President Trump has again made Amazon the target of criticism, citing the company’s failure to collect sales taxes and its strain on the United States Postal Service (USPS). A series of tweets on the issue began Thursday, March 29: “I have stated my concerns with Amazon long before the Election. Unlike others, they pay little or no taxes to state & local governments, use our Postal System as their Delivery Boy (causing tremendous loss to the U.S.), and are putting many thousands of retailers out of business!”
In late 2013, Amazon.com announced that it had struck a deal with USPS that would enable the online retailer to offer Amazon Prime customers Sunday delivery. At the time, USPS noted that under the program it would for the first time deliver packages at regular rates on a Sunday, whereas previously, consumers had to pay an extra fee for delivery on that day.
In tweets published Saturday, April 1, the President referred to the “Post Office scam,” by which “the U.S. Post Office will lose $1.50 on average for each package it delivers for Amazon.” He additionally highlighted the New York Times’ assertion that the “the size of the company’s lobbying staff has ballooned,” concluding that “Amazon must pay real costs (and taxes) now!”
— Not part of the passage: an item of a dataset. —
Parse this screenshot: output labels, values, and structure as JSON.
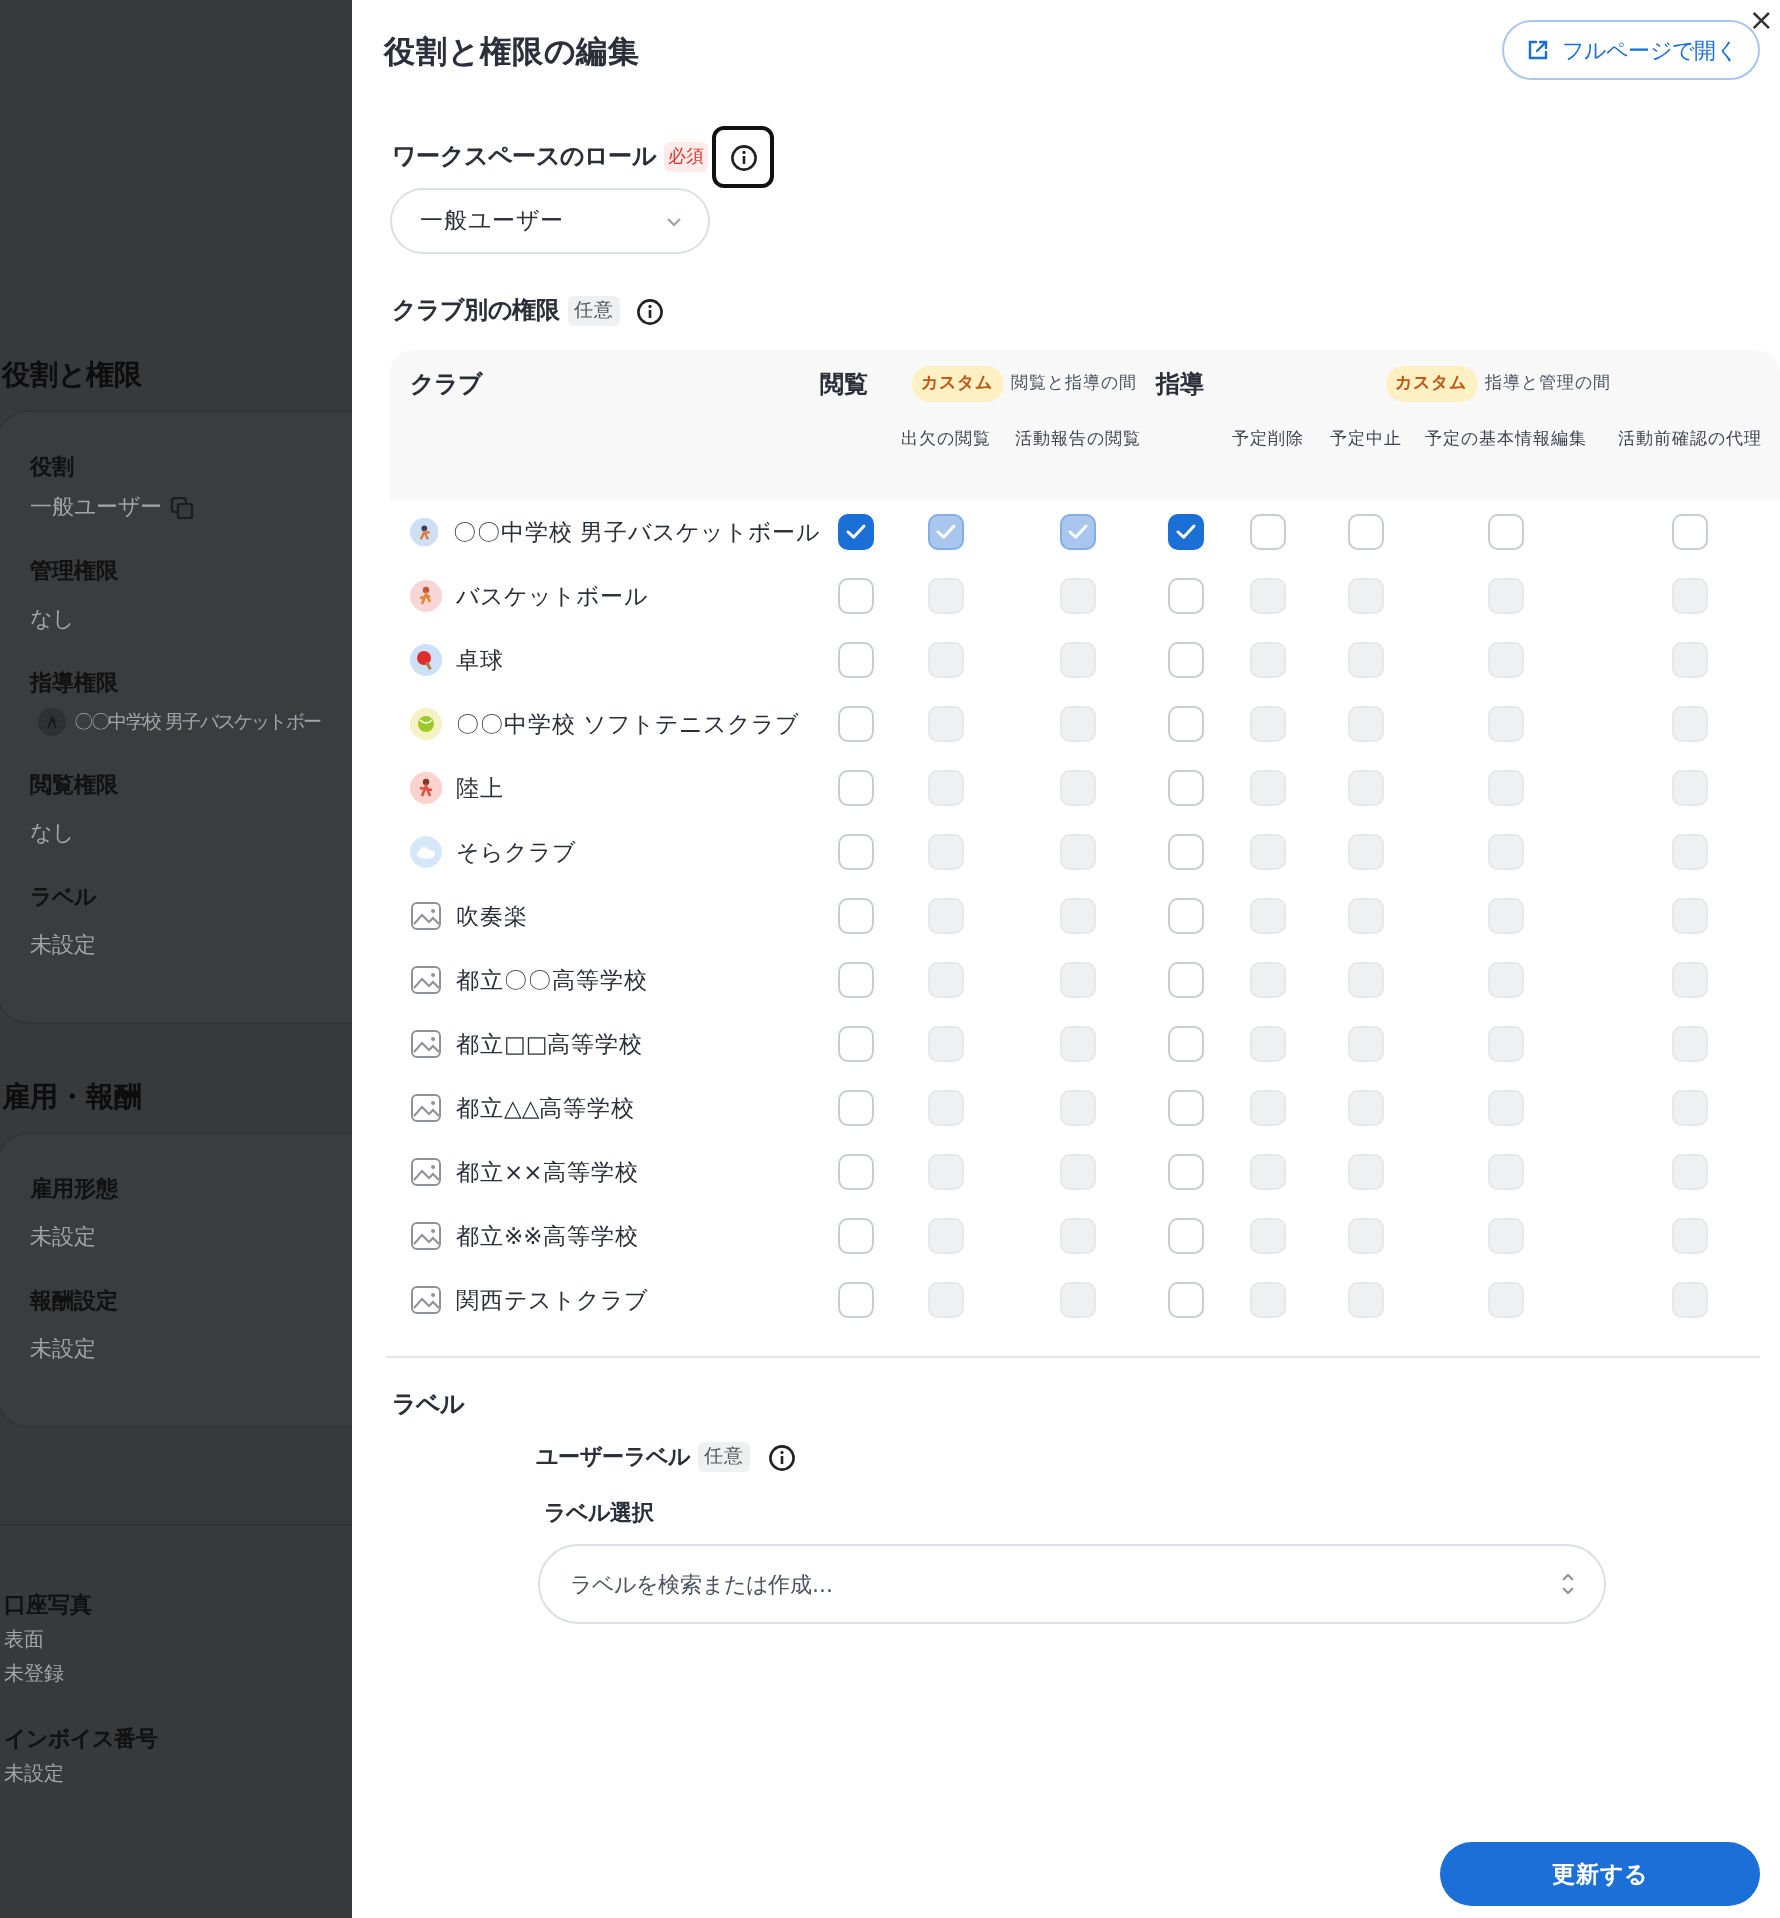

In a tweet on Monday, April 2, President Trump stated that, “Only fools, or worse, are saying that our money losing Post Office makes money with Amazon. THEY LOSE A FORTUNE, and this will be changed. Also, our fully tax paying retailers are closing stores all over the country…not a level playing field!” He followed up on this claim Tuesday, April 3, tweeting, “I am right about Amazon costing the United States Post Office massive amounts of money for being their Delivery Boy. Amazon should pay these costs (plus) and not have them bourne by the American Taxpayer. Many billions of dollars. P.O. leaders don’t have a clue (or do they?)!”
The USPS has been losing money for the past 11 years, but it is not directly related to package delivery, according to the Daily Mail. The USPS has seen double-digit increases in revenue on the package delivery side, the article noted, though this has not been enough to offset the costs of pensions and health care in conjunction with declines in first-class letters and marketing mail. The Mail speculated that the President was referencing a Wall Street Journal analysis arguing that USPS’ formula for cost calculation is outdated.
The tweets were published following an Axios report on Wednesday, March 28, stating that President Trump “hates Amazon,” with unnamed sources reporting the President’s expressed desire to “go after Amazon with antitrust or competition law.” Amazon’s stock values dropped after the publication of the Axios article and fell further after the tweet on Thursday, demonstrating the influence of the President’s attacks on the company even while it is unclear what action the White House could take to limit Amazon’s abuses.
While President Trump’s ongoing personal conflict with Amazon CEO Jeff Bezos is well-documented, critics of Amazon’s practices have underscored the legitimacy of critiques of Amazon as a monopoly. On Thursday, March 29, Minnesota Representative Keith Ellison said in a statement: “The Trump administration should rein in giants like Amazon because they have an unfair stranglehold on the competition, not because the president has a personal feud with a company’s CEO.”